The New Zealand Novel 1860-1965
Established? This study of the New Zealand novel in its first hundred years has revealed our persistent urge to get the people and the country on to paper. The task has not proved easy. Nobody realised until the 1930s quite how difficult it was to pioneer a new literature. Like the early settlers, our early writers were content to transfer the plants of European culture to the local scene, without realising the differences which a new environment might impose. Nor did they reckon sufficiently with the possibilities of native growth.
The resulting discrepancies between fact and fiction, between the reality and the convention, did not become fully obvious until the third generation of native writers was in its maturity. Earlier voices of protest—Katherine Mansfield's or Jane Mander's—were no more than individual cries.
But those who grew up with Robin Hyde effected a change in our state of mind. As she knew, her generation had discovered their real identity, and found ways of expressing that experience in works of the imagination. The natural conservatism of the reading public, together with the retarding effect of the war, held us back for a while from appreciating just what the 1930s achieved. Now it is possible to see that those were the years in which the New Zealand novel began to take root. It may be too soon to say that the plant is now established, but it is a native, tough, resilient, and it is doing well. The present climate seems favourable, the soil is certainly fruitful.

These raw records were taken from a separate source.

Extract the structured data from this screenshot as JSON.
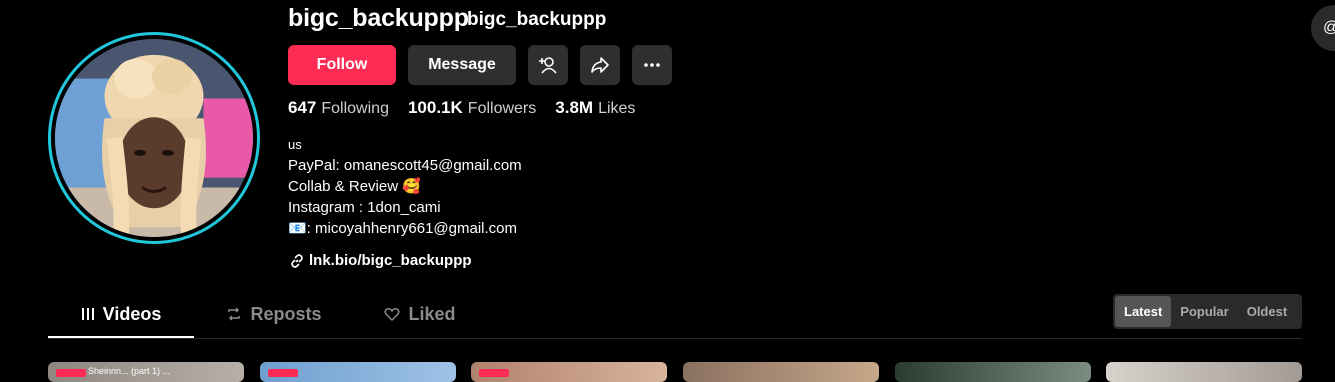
{
  "profile": {
    "username": "bigc_backuppp",
    "nickname": "bigc_backuppp",
    "ring_color": "#21c8dc"
  },
  "actions": {
    "follow": "Follow",
    "message": "Message",
    "follow_color": "#fe2c55",
    "icons": [
      "add-user-icon",
      "share-icon",
      "more-icon"
    ]
  },
  "stats": {
    "following": {
      "count": "647",
      "label": "Following"
    },
    "followers": {
      "count": "100.1K",
      "label": "Followers"
    },
    "likes": {
      "count": "3.8M",
      "label": "Likes"
    }
  },
  "bio": {
    "line1": "us",
    "line2": "PayPal: omanescott45@gmail.com",
    "line3": "Collab & Review 🥰",
    "line4": "Instagram : 1don_cami",
    "line5": "📧: micoyahhenry661@gmail.com"
  },
  "link": {
    "text": "lnk.bio/bigc_backuppp"
  },
  "tabs": [
    {
      "label": "Videos",
      "active": true
    },
    {
      "label": "Reposts",
      "active": false
    },
    {
      "label": "Liked",
      "active": false
    }
  ],
  "sort": {
    "options": [
      "Latest",
      "Popular",
      "Oldest"
    ],
    "selected": "Latest"
  },
  "thumbnails": {
    "caption_1": "Sheinnn... (part 1) ..."
  }
}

Recently, the crop has been of high quality. Moreover, there seems to be an expanding market for the product; perhaps we can look ahead with some confidence to the next one hundred years.
(Topics for Study and Discussion are given in the Appendix.)